In general, the answer is no. Federal law and the laws of many states prohibit corporations from using general corporate funds for candidate contributions. However, contributions from an LLC may be allowed if the LLC has elected to be treated as a partnership for tax purposes or has only one natural person member.
No. Under federal election and tax laws, it is not a gift, a donation or a charitable contribution.
Contributions to FSI PAC are strictly voluntary and not part of any membership “requirement.” However, FSI strongly encourages members to contribute to FSI PAC. These resources are essential to the achievement of our members' advocacy objectives.
FSI PAC contributes to candidates for federal office who support our views. We do not contribute to buy access. FSI, and its members, already have that right already as citizens in a representative democracy. Instead, we support the election of candidates who support our philosophy of responsible regulation in a free market.
The purpose of MSRB Rule G-37 and the SEC “pay to play” rules is to promote just and equitable principles of trade by prohibiting brokers, dealers, investment advisers and municipal securities dealers from engaging in municipal securities business with issuers if certain political contributions have been made to officials of the issuer. The rule does not prohibit political contributions. However, it may limit a contributor’s ability to engage in municipal securities business.
The MSRB rule requires each dealer to submit to the MSRB on Form G-37 information on its municipal securities business, as well as contributions to issuer officials and payments to state or local political parties made by the dealer, its municipal finance professionals (MFPs), and non-MFP executive officers, and PACs controlled by the dealer or its MFPs. In addition, Rule G-37 prohibits any dealer from engaging in municipal securities business with an issuer within two years after any contribution to an “official of such issuer” made by:
Rule G-37 also prohibits any dealer from soliciting any person or PAC to contribute to an official of an issuer with which the dealer is engaging or seeking to engage in municipal securities business.
The SEC “pay to play” rule prohibits an investment adviser from providing advisory services for compensation to a government client for two years after the adviser or certain of its executives or employees make a contribution to certain elected officials or candidates.
FSI PAC policy is designed to facilitate compliance with MSRB Rule G-37 and the SEC “pay to play” rules. More details are provided below.

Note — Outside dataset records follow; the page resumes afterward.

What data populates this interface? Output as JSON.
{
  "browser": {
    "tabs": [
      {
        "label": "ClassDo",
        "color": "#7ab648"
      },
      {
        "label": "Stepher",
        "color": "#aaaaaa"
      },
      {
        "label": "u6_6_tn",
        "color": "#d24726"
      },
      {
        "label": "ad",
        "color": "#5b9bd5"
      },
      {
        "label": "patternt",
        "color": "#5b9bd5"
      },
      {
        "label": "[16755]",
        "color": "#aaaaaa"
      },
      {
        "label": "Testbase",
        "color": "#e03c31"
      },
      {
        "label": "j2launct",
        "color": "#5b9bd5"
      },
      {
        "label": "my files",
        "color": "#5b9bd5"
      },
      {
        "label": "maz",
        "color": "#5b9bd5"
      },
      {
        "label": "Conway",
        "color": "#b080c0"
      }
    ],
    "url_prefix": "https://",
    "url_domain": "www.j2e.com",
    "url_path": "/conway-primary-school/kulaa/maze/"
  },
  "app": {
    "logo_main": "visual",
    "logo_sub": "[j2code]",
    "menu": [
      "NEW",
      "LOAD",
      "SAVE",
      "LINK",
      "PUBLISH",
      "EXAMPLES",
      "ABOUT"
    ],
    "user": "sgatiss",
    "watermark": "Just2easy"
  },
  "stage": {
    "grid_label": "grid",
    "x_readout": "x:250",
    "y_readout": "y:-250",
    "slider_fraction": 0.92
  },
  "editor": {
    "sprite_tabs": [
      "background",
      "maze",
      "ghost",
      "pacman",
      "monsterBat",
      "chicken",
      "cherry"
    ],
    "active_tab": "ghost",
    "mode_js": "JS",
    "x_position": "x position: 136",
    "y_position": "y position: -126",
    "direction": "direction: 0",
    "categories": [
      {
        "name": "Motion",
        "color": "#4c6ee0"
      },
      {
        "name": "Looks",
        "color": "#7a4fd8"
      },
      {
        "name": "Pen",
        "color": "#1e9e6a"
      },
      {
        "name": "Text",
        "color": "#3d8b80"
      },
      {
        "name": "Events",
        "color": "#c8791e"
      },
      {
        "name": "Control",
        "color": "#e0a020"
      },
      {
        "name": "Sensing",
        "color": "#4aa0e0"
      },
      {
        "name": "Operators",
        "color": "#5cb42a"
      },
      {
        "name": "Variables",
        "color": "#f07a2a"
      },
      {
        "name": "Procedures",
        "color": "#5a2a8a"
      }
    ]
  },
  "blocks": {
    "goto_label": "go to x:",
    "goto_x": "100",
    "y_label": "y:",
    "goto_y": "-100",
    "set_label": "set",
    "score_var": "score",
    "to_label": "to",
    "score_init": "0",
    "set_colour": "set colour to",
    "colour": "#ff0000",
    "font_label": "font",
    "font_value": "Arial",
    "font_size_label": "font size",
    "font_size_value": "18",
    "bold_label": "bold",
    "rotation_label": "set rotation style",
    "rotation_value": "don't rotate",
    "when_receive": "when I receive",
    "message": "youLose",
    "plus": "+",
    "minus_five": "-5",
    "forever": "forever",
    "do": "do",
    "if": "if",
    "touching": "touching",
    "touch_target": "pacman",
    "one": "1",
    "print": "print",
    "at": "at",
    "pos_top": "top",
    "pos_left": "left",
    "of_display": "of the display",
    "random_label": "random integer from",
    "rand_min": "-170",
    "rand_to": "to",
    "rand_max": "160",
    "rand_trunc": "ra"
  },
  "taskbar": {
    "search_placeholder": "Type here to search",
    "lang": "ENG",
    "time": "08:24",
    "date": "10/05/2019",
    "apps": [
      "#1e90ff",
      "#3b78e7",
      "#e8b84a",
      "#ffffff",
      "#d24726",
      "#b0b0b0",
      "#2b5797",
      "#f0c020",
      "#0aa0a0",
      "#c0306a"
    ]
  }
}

Finally, be sure you check with your broker-dealer firm’s MSRB G-37 compliance requirements before making any contribution to FSI PAC.
FSI PAC’s policy with regard to MSRB Rule G-37 and the SEC “pay to play rules” is that contributions will only be made to candidates for federal office who do not currently hold a position as an “official of an issuer,” as Rule G-37 defines that term. As a result, FSI PAC does not contribute to: (1) any candidates for state, county, or local office, (2) any candidates for federal office that currently hold a position as an “official of an issuer”, or (3) any PACs that contribute to any “officials of an issuer.” This policy insures that FSI PAC will avoid contributions to candidates who are associated with governmental entities that issue municipal securities. In this way, FSI PAC facilitates compliance with MSRB Rule G-37 and the SEC “pay to play” rules. Be sure you check with your broker-dealer firm’s MSRB Rule G-37 and SEC “pay to play” compliance requirements before making any contribution to FSI PAC.
Less than one percent. Virtually every dollar you contribute to the FSI PAC is used in support of our mission. Under FEC rules, FSI is allowed to pay most administrative expenses of FSI PAC with association funds, maximizing our ability to use virtually all member contributions to support candidates.
Additional information can be obtained at the Federal Election Commission’s website.
David Bellaire, FSI’s general counsel and director of government affairs, can be reached via email.